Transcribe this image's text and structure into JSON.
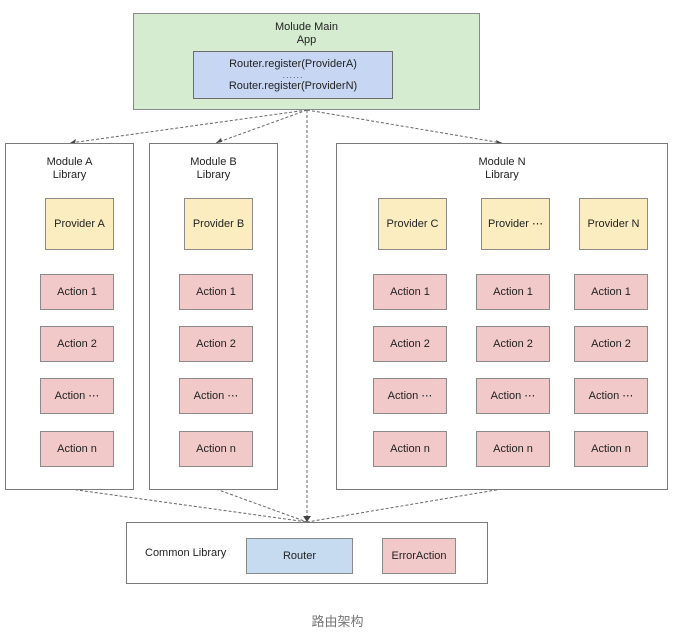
{
  "main_app": {
    "title_line1": "Molude Main",
    "title_line2": "App",
    "register_first": "Router.register(ProviderA)",
    "register_ellipsis": "......",
    "register_last": "Router.register(ProviderN)"
  },
  "modules": [
    {
      "title_line1": "Module A",
      "title_line2": "Library",
      "providers": [
        {
          "label": "Provider A",
          "actions": [
            "Action 1",
            "Action 2",
            "Action ⋯",
            "Action n"
          ]
        }
      ]
    },
    {
      "title_line1": "Module B",
      "title_line2": "Library",
      "providers": [
        {
          "label": "Provider B",
          "actions": [
            "Action 1",
            "Action 2",
            "Action ⋯",
            "Action n"
          ]
        }
      ]
    },
    {
      "title_line1": "Module N",
      "title_line2": "Library",
      "providers": [
        {
          "label": "Provider C",
          "actions": [
            "Action 1",
            "Action 2",
            "Action ⋯",
            "Action n"
          ]
        },
        {
          "label": "Provider ⋯",
          "actions": [
            "Action 1",
            "Action 2",
            "Action ⋯",
            "Action n"
          ]
        },
        {
          "label": "Provider N",
          "actions": [
            "Action 1",
            "Action 2",
            "Action ⋯",
            "Action n"
          ]
        }
      ]
    }
  ],
  "common_library": {
    "label": "Common Library",
    "router": "Router",
    "error_action": "ErrorAction"
  },
  "caption": "路由架构",
  "colors": {
    "main_app_fill": "#d5ecd0",
    "register_fill": "#c7d7f3",
    "provider_fill": "#fbedc0",
    "action_fill": "#f1c9c9",
    "router_fill": "#c6daf0"
  }
}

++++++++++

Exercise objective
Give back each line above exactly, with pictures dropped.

Response area
Transcribe this image's text and structure into JSON.
{
  "main_app": {
    "title_line1": "Molude Main",
    "title_line2": "App",
    "register_first": "Router.register(ProviderA)",
    "register_ellipsis": "......",
    "register_last": "Router.register(ProviderN)"
  },
  "modules": [
    {
      "title_line1": "Module A",
      "title_line2": "Library",
      "providers": [
        {
          "label": "Provider A",
          "actions": [
            "Action 1",
            "Action 2",
            "Action ⋯",
            "Action n"
          ]
        }
      ]
    },
    {
      "title_line1": "Module B",
      "title_line2": "Library",
      "providers": [
        {
          "label": "Provider B",
          "actions": [
            "Action 1",
            "Action 2",
            "Action ⋯",
            "Action n"
          ]
        }
      ]
    },
    {
      "title_line1": "Module N",
      "title_line2": "Library",
      "providers": [
        {
          "label": "Provider C",
          "actions": [
            "Action 1",
            "Action 2",
            "Action ⋯",
            "Action n"
          ]
        },
        {
          "label": "Provider ⋯",
          "actions": [
            "Action 1",
            "Action 2",
            "Action ⋯",
            "Action n"
          ]
        },
        {
          "label": "Provider N",
          "actions": [
            "Action 1",
            "Action 2",
            "Action ⋯",
            "Action n"
          ]
        }
      ]
    }
  ],
  "common_library": {
    "label": "Common Library",
    "router": "Router",
    "error_action": "ErrorAction"
  },
  "caption": "路由架构",
  "colors": {
    "main_app_fill": "#d5ecd0",
    "register_fill": "#c7d7f3",
    "provider_fill": "#fbedc0",
    "action_fill": "#f1c9c9",
    "router_fill": "#c6daf0"
  }
}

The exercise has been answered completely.